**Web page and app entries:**

○ ○ ○ ○ ○

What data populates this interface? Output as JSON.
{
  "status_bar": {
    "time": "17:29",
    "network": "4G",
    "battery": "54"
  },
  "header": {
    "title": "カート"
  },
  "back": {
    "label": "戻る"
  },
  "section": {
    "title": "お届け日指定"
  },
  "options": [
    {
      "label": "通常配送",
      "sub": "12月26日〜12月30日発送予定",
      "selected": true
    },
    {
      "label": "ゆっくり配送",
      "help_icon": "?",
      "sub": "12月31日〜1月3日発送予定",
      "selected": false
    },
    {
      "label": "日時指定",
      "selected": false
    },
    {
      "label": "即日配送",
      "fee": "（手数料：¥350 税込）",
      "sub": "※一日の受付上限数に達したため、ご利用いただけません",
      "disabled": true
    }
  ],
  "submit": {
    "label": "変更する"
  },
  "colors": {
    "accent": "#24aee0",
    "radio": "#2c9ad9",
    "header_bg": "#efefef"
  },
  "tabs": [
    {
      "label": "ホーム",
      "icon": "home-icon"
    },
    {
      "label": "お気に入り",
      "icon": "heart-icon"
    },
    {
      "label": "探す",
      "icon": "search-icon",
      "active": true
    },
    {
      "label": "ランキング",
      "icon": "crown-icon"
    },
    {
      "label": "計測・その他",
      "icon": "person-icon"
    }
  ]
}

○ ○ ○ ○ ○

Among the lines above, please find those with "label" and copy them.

    "label": "戻る"
      "label": "通常配送",
      "label": "ゆっくり配送",
      "label": "日時指定",
      "label": "即日配送",
    "label": "変更する"
      "label": "ホーム",
      "label": "お気に入り",
      "label": "探す",
      "label": "ランキング",
      "label": "計測・その他",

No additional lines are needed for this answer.